* What is needed *
Copy the data word for word, keeping every line.

╭─ Recorded information

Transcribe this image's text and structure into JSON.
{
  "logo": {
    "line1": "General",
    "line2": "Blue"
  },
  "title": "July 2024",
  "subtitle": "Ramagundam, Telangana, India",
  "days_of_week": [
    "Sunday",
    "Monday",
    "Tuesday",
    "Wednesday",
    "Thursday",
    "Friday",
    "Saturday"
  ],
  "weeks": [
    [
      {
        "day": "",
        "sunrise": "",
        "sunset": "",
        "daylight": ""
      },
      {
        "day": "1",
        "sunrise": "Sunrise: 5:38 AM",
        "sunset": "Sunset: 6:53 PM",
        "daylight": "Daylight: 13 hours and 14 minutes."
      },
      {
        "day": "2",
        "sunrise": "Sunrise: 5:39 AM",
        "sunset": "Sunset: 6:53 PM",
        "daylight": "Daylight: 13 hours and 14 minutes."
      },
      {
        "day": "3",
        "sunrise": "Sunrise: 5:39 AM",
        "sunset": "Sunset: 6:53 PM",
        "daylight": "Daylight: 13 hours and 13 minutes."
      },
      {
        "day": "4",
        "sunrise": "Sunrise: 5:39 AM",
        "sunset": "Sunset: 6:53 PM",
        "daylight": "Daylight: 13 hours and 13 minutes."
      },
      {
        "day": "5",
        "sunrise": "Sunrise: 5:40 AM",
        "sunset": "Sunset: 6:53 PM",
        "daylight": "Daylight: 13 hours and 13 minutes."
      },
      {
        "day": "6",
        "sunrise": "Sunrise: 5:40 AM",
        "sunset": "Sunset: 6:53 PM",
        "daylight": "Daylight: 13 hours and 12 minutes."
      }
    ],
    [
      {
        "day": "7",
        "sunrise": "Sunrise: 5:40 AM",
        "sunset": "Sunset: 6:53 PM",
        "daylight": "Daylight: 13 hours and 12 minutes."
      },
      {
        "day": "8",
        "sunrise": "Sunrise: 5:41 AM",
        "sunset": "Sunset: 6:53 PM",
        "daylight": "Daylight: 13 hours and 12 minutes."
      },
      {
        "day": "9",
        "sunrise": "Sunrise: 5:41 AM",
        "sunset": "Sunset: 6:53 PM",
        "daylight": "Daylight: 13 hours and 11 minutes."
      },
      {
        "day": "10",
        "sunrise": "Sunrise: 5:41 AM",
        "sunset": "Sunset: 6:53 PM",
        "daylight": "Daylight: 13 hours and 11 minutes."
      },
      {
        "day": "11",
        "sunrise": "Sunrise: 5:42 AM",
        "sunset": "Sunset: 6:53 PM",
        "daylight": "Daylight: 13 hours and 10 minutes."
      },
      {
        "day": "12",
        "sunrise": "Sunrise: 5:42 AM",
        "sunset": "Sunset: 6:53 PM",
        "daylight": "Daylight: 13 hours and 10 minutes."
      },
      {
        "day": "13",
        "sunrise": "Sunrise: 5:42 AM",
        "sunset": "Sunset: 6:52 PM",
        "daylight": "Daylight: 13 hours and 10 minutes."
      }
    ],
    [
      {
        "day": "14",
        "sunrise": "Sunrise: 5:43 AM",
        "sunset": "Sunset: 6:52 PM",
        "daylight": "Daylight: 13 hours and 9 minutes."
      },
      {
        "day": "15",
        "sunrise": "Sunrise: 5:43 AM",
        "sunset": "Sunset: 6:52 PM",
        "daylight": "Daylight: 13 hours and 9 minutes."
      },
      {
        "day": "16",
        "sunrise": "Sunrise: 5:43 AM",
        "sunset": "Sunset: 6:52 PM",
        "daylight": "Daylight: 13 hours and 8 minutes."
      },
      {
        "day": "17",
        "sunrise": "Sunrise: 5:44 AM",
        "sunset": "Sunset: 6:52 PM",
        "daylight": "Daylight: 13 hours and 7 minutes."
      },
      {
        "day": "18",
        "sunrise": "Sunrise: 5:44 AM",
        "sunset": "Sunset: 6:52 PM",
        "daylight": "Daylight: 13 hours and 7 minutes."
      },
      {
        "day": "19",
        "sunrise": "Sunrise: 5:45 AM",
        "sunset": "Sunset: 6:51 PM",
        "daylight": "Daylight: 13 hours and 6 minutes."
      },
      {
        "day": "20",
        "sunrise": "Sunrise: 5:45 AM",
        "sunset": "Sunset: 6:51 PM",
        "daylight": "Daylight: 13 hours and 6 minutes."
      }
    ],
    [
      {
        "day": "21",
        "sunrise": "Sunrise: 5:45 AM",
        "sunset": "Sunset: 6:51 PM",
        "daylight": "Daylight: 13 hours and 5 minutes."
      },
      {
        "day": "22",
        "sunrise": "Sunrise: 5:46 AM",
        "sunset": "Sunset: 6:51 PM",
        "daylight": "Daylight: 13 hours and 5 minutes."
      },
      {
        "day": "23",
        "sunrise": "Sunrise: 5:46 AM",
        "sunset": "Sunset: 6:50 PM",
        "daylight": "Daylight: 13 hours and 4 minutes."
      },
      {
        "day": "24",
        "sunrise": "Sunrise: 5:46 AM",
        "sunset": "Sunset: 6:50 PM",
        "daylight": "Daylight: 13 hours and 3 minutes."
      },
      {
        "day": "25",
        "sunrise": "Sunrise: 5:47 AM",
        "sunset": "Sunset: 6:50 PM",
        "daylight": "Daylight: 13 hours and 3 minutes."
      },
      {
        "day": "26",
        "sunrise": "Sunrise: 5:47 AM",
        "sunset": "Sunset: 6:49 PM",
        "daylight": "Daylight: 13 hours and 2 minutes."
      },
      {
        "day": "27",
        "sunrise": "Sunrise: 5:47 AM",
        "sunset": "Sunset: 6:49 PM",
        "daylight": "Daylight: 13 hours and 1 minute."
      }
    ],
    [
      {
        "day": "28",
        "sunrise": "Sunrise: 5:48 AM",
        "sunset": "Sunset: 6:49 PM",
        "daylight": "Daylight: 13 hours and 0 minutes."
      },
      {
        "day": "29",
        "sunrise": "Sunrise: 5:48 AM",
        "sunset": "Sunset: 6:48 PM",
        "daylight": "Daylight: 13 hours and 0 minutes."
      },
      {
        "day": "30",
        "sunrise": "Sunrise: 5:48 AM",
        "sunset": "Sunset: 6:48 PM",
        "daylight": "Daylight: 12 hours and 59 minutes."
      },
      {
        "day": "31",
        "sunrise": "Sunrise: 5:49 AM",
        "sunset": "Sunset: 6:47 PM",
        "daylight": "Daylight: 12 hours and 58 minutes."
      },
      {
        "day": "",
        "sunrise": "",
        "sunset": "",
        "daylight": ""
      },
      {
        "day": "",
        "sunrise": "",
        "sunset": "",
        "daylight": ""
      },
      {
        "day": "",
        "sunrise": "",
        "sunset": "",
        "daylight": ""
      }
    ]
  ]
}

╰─

* Reply *
Transcribe this image's text and structure into JSON.
{
  "logo": {
    "line1": "General",
    "line2": "Blue"
  },
  "title": "July 2024",
  "subtitle": "Ramagundam, Telangana, India",
  "days_of_week": [
    "Sunday",
    "Monday",
    "Tuesday",
    "Wednesday",
    "Thursday",
    "Friday",
    "Saturday"
  ],
  "weeks": [
    [
      {
        "day": "",
        "sunrise": "",
        "sunset": "",
        "daylight": ""
      },
      {
        "day": "1",
        "sunrise": "Sunrise: 5:38 AM",
        "sunset": "Sunset: 6:53 PM",
        "daylight": "Daylight: 13 hours and 14 minutes."
      },
      {
        "day": "2",
        "sunrise": "Sunrise: 5:39 AM",
        "sunset": "Sunset: 6:53 PM",
        "daylight": "Daylight: 13 hours and 14 minutes."
      },
      {
        "day": "3",
        "sunrise": "Sunrise: 5:39 AM",
        "sunset": "Sunset: 6:53 PM",
        "daylight": "Daylight: 13 hours and 13 minutes."
      },
      {
        "day": "4",
        "sunrise": "Sunrise: 5:39 AM",
        "sunset": "Sunset: 6:53 PM",
        "daylight": "Daylight: 13 hours and 13 minutes."
      },
      {
        "day": "5",
        "sunrise": "Sunrise: 5:40 AM",
        "sunset": "Sunset: 6:53 PM",
        "daylight": "Daylight: 13 hours and 13 minutes."
      },
      {
        "day": "6",
        "sunrise": "Sunrise: 5:40 AM",
        "sunset": "Sunset: 6:53 PM",
        "daylight": "Daylight: 13 hours and 12 minutes."
      }
    ],
    [
      {
        "day": "7",
        "sunrise": "Sunrise: 5:40 AM",
        "sunset": "Sunset: 6:53 PM",
        "daylight": "Daylight: 13 hours and 12 minutes."
      },
      {
        "day": "8",
        "sunrise": "Sunrise: 5:41 AM",
        "sunset": "Sunset: 6:53 PM",
        "daylight": "Daylight: 13 hours and 12 minutes."
      },
      {
        "day": "9",
        "sunrise": "Sunrise: 5:41 AM",
        "sunset": "Sunset: 6:53 PM",
        "daylight": "Daylight: 13 hours and 11 minutes."
      },
      {
        "day": "10",
        "sunrise": "Sunrise: 5:41 AM",
        "sunset": "Sunset: 6:53 PM",
        "daylight": "Daylight: 13 hours and 11 minutes."
      },
      {
        "day": "11",
        "sunrise": "Sunrise: 5:42 AM",
        "sunset": "Sunset: 6:53 PM",
        "daylight": "Daylight: 13 hours and 10 minutes."
      },
      {
        "day": "12",
        "sunrise": "Sunrise: 5:42 AM",
        "sunset": "Sunset: 6:53 PM",
        "daylight": "Daylight: 13 hours and 10 minutes."
      },
      {
        "day": "13",
        "sunrise": "Sunrise: 5:42 AM",
        "sunset": "Sunset: 6:52 PM",
        "daylight": "Daylight: 13 hours and 10 minutes."
      }
    ],
    [
      {
        "day": "14",
        "sunrise": "Sunrise: 5:43 AM",
        "sunset": "Sunset: 6:52 PM",
        "daylight": "Daylight: 13 hours and 9 minutes."
      },
      {
        "day": "15",
        "sunrise": "Sunrise: 5:43 AM",
        "sunset": "Sunset: 6:52 PM",
        "daylight": "Daylight: 13 hours and 9 minutes."
      },
      {
        "day": "16",
        "sunrise": "Sunrise: 5:43 AM",
        "sunset": "Sunset: 6:52 PM",
        "daylight": "Daylight: 13 hours and 8 minutes."
      },
      {
        "day": "17",
        "sunrise": "Sunrise: 5:44 AM",
        "sunset": "Sunset: 6:52 PM",
        "daylight": "Daylight: 13 hours and 7 minutes."
      },
      {
        "day": "18",
        "sunrise": "Sunrise: 5:44 AM",
        "sunset": "Sunset: 6:52 PM",
        "daylight": "Daylight: 13 hours and 7 minutes."
      },
      {
        "day": "19",
        "sunrise": "Sunrise: 5:45 AM",
        "sunset": "Sunset: 6:51 PM",
        "daylight": "Daylight: 13 hours and 6 minutes."
      },
      {
        "day": "20",
        "sunrise": "Sunrise: 5:45 AM",
        "sunset": "Sunset: 6:51 PM",
        "daylight": "Daylight: 13 hours and 6 minutes."
      }
    ],
    [
      {
        "day": "21",
        "sunrise": "Sunrise: 5:45 AM",
        "sunset": "Sunset: 6:51 PM",
        "daylight": "Daylight: 13 hours and 5 minutes."
      },
      {
        "day": "22",
        "sunrise": "Sunrise: 5:46 AM",
        "sunset": "Sunset: 6:51 PM",
        "daylight": "Daylight: 13 hours and 5 minutes."
      },
      {
        "day": "23",
        "sunrise": "Sunrise: 5:46 AM",
        "sunset": "Sunset: 6:50 PM",
        "daylight": "Daylight: 13 hours and 4 minutes."
      },
      {
        "day": "24",
        "sunrise": "Sunrise: 5:46 AM",
        "sunset": "Sunset: 6:50 PM",
        "daylight": "Daylight: 13 hours and 3 minutes."
      },
      {
        "day": "25",
        "sunrise": "Sunrise: 5:47 AM",
        "sunset": "Sunset: 6:50 PM",
        "daylight": "Daylight: 13 hours and 3 minutes."
      },
      {
        "day": "26",
        "sunrise": "Sunrise: 5:47 AM",
        "sunset": "Sunset: 6:49 PM",
        "daylight": "Daylight: 13 hours and 2 minutes."
      },
      {
        "day": "27",
        "sunrise": "Sunrise: 5:47 AM",
        "sunset": "Sunset: 6:49 PM",
        "daylight": "Daylight: 13 hours and 1 minute."
      }
    ],
    [
      {
        "day": "28",
        "sunrise": "Sunrise: 5:48 AM",
        "sunset": "Sunset: 6:49 PM",
        "daylight": "Daylight: 13 hours and 0 minutes."
      },
      {
        "day": "29",
        "sunrise": "Sunrise: 5:48 AM",
        "sunset": "Sunset: 6:48 PM",
        "daylight": "Daylight: 13 hours and 0 minutes."
      },
      {
        "day": "30",
        "sunrise": "Sunrise: 5:48 AM",
        "sunset": "Sunset: 6:48 PM",
        "daylight": "Daylight: 12 hours and 59 minutes."
      },
      {
        "day": "31",
        "sunrise": "Sunrise: 5:49 AM",
        "sunset": "Sunset: 6:47 PM",
        "daylight": "Daylight: 12 hours and 58 minutes."
      },
      {
        "day": "",
        "sunrise": "",
        "sunset": "",
        "daylight": ""
      },
      {
        "day": "",
        "sunrise": "",
        "sunset": "",
        "daylight": ""
      },
      {
        "day": "",
        "sunrise": "",
        "sunset": "",
        "daylight": ""
      }
    ]
  ]
}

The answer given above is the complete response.